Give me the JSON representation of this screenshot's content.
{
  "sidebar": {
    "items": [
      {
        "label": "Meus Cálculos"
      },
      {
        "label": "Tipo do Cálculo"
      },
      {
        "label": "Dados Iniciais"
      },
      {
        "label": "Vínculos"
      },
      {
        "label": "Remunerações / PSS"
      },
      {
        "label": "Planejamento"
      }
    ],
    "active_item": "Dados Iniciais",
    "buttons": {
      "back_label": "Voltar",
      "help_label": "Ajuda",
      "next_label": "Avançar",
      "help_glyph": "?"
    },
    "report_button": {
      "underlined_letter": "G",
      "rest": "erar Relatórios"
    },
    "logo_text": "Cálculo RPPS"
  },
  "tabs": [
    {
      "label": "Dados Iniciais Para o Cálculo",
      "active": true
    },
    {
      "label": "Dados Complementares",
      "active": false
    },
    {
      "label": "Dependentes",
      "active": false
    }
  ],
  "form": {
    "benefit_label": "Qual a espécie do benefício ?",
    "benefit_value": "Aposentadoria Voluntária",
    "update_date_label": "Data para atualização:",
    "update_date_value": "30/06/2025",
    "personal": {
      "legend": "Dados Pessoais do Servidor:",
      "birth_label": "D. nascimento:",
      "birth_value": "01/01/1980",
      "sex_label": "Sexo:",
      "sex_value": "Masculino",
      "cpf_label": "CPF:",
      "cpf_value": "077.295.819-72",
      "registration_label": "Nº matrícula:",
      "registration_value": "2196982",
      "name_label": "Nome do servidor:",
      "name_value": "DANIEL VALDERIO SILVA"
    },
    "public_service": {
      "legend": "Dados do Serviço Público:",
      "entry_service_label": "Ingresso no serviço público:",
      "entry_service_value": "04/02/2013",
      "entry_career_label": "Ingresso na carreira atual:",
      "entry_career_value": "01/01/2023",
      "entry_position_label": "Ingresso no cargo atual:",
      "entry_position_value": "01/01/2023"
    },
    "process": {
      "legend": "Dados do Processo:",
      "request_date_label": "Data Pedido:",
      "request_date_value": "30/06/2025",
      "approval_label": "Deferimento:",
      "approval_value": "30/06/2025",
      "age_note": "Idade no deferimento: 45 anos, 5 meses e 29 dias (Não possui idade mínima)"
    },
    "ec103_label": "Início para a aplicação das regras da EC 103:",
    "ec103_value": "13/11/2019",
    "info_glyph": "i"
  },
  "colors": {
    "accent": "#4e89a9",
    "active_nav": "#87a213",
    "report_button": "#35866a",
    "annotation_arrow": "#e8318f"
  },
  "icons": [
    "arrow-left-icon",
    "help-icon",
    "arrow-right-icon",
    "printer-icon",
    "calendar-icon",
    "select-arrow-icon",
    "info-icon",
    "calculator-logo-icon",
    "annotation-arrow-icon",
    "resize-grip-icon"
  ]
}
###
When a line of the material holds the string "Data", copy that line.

    "update_date_label": "Data para atualização:",
      "request_date_label": "Data Pedido:",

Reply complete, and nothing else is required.